For the past month, it seems that the Swiss economy seems to be picking up slowly. A retail sales report indicated that sales rose from May to June by 0.9%, suggesting that consumer consumption may be picking up. Sentiment also seems to be improving amongst investors, analysts, and purchasing managers, as the ZEW Economic Expectations report printed a reading of 18.6 – a significant improvement from July’s reading of 0.0. At the same time, the latest SVME purchasing managers index posted a score of 50.2, the first time in 10 months that the index surpassed the 50 boom/bust point. Lastly, Swiss GDP fell much less than expected in the last quarter, sliding down by just 0.3%, after it was expected that it would fall by 0.9% from the 1st quarter to the 2nd quarter.
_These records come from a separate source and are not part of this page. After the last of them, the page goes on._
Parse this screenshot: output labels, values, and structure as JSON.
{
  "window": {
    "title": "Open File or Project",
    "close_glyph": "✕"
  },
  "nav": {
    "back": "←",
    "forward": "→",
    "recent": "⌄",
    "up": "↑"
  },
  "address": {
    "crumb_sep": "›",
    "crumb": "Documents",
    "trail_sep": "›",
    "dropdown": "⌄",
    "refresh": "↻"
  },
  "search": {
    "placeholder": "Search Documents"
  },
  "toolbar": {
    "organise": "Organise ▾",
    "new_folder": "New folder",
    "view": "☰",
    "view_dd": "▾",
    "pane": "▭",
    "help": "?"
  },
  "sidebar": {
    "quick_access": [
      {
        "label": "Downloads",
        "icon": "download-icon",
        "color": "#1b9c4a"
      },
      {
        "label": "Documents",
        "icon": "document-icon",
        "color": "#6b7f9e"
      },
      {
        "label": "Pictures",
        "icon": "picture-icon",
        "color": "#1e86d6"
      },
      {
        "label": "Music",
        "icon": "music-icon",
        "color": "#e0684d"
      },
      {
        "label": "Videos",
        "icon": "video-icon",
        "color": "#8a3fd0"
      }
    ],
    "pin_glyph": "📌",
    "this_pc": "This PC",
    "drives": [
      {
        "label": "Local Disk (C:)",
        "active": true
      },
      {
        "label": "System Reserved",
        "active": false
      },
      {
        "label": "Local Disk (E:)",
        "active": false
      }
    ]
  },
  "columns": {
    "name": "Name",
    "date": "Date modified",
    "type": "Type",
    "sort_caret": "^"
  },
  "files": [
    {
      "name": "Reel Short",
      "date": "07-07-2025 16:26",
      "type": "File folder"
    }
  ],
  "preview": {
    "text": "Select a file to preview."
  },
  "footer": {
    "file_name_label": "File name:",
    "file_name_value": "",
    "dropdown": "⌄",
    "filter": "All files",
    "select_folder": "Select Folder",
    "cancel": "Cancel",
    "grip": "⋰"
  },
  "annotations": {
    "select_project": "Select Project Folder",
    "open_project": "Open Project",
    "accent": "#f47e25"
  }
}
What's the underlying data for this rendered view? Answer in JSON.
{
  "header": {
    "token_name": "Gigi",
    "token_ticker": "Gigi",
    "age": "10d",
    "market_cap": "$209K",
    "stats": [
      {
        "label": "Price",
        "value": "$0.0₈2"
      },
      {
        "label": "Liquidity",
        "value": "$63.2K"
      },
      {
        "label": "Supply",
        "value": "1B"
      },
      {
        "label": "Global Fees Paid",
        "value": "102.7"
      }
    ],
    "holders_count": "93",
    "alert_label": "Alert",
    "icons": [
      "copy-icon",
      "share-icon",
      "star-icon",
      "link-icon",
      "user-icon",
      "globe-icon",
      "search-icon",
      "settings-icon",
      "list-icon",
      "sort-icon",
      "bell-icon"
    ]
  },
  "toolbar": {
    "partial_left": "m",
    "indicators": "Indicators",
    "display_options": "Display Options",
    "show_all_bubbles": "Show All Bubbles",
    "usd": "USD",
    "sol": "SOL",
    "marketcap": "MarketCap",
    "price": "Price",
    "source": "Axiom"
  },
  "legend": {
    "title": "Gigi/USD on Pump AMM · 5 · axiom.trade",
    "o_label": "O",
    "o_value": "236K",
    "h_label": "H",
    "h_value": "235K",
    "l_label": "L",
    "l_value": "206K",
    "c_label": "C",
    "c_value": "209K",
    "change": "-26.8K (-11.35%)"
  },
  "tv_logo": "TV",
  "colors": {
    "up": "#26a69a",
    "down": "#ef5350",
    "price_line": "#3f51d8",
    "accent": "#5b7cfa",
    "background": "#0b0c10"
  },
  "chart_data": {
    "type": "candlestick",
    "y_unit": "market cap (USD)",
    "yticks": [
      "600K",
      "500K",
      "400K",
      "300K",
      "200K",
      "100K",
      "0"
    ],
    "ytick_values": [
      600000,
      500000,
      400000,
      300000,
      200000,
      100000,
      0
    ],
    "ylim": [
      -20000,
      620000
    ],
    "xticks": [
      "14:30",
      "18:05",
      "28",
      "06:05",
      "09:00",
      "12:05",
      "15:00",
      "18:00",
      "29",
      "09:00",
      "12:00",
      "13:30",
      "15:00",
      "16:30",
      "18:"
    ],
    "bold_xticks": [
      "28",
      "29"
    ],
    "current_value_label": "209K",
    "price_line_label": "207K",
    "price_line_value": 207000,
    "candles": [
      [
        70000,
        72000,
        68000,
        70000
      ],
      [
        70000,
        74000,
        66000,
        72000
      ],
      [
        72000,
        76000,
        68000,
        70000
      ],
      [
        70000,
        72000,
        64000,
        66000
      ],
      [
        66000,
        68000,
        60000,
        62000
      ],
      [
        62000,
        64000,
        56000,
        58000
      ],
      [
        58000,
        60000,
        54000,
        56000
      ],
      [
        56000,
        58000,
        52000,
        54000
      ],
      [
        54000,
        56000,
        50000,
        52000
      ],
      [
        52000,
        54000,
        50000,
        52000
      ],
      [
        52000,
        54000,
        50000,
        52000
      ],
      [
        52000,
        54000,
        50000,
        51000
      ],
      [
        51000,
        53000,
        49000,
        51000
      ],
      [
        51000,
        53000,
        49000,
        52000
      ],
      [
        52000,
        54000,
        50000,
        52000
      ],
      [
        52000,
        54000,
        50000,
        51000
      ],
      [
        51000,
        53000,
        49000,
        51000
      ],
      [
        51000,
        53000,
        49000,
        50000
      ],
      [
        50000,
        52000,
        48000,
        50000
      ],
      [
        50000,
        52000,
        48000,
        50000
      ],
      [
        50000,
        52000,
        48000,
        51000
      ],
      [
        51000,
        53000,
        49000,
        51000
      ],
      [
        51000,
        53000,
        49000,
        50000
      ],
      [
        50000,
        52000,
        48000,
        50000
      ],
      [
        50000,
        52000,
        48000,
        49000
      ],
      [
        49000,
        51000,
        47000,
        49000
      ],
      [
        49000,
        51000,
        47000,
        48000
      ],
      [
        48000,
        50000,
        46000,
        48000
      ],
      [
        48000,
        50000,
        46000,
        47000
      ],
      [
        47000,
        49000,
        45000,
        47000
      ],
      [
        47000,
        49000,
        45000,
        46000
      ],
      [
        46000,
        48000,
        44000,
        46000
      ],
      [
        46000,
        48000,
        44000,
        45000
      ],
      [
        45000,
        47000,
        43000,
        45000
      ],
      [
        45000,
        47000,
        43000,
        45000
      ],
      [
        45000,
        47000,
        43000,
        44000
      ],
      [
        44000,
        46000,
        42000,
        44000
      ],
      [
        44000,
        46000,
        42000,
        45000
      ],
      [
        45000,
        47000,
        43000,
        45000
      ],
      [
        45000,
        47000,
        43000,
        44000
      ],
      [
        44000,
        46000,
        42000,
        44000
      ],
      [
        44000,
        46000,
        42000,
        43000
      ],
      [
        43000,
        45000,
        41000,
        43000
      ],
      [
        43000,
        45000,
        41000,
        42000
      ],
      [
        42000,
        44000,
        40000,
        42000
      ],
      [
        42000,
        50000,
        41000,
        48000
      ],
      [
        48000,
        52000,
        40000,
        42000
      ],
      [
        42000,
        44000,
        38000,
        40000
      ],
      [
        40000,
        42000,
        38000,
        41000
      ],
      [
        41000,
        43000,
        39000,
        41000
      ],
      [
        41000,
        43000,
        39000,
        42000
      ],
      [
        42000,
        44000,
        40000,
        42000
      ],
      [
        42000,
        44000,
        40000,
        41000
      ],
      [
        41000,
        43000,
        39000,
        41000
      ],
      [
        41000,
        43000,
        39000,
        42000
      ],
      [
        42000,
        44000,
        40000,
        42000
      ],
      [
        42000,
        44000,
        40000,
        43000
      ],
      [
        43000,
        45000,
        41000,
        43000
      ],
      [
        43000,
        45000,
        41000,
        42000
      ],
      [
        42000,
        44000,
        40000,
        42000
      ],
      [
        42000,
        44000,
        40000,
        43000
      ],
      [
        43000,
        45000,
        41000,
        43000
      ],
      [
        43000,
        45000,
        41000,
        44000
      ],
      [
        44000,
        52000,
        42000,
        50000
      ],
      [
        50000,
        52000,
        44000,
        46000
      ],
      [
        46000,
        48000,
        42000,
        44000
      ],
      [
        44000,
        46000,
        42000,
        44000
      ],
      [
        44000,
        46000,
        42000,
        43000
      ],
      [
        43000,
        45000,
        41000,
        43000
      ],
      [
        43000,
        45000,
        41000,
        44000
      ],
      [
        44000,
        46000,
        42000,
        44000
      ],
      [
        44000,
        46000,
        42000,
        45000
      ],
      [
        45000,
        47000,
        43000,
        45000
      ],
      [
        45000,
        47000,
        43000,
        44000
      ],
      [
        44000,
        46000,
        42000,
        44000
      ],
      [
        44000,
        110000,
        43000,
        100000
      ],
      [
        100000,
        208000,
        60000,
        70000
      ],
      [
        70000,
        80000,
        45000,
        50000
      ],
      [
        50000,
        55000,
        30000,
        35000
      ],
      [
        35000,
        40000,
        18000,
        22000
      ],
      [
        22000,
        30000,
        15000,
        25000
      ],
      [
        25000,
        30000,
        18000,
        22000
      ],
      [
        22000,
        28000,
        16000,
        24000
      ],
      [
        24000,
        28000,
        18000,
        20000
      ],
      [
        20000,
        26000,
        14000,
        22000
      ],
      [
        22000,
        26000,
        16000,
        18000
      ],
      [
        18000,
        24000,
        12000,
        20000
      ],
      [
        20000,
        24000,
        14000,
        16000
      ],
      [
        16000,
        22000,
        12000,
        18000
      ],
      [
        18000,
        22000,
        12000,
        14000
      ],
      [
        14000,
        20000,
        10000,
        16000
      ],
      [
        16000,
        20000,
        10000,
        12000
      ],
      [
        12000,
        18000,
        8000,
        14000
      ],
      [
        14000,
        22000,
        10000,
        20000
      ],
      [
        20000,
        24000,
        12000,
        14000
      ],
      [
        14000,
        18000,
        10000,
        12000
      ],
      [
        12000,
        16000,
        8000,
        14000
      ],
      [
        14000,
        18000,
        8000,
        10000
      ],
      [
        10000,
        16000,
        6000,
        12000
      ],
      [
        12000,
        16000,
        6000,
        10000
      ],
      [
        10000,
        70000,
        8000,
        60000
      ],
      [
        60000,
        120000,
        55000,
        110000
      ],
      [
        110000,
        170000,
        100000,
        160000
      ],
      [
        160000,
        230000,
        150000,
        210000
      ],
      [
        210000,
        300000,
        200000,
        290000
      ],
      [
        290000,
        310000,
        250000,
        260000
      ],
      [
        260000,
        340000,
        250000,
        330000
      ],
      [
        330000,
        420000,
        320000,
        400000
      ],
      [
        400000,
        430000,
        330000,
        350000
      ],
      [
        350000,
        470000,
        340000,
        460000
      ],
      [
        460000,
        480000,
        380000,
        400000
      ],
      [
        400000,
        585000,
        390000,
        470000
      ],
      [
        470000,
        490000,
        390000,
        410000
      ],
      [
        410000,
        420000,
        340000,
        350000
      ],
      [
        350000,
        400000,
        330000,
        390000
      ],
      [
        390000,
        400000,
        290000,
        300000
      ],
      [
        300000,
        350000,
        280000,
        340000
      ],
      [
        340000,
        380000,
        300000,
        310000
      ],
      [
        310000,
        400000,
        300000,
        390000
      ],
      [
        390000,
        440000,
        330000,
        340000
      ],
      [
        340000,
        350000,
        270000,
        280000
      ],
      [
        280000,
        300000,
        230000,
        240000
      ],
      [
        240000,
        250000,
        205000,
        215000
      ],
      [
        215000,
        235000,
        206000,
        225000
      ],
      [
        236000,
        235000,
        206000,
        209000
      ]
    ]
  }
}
All of these upbeat economic readings gave the Swissy the fuel needed to stage a stellar performance against the Buck early in September. It opened the month at 1.0659 and is currently trading in the 1.0350 area. That’s already a 3.5% gain and we’re just halfway through the September! What’s going on here?!
Still, chalking price action to Swiss fundamentals alone would be… imprudent, in my opinion. Take a look at the EUR/CHF cross. Many experts look at this pair to gauge whether the SNB is planning something sneaky. It seems that traders are afraid to sell the pair as they fear currency intervention from the central bank. In fact, if you look at other majors, it is the dollar that is holding the short end of the stick as it has been sold off furiously versus most major currencies!
Are we really seeing a demand for the Swissy… or is the dollar really that unattractive? The truth of the matter is, more often than not, “experts” can only speculate why currencies act the way they act. Exchange rates are always relative. Whether it’s a CHF or a USD move, we can’t really pinpoint for certain! On one hand, it’s possible that there is a high demand for the CHF – otherwise there wouldn’t be any threats of currency intervention by the SNB, right?! On the other hand, currency traders may just be looking for alternatives to the US dollar, as showed be the dollar’s weakness across the board. Could it be both – who knows!?
Come Thursday, the SNB will release its Libor rate and monetary policy assessment. Just like most central banks, the SNB is expected to hold rates at their current level of 0.25% as economic growth remains unsteady.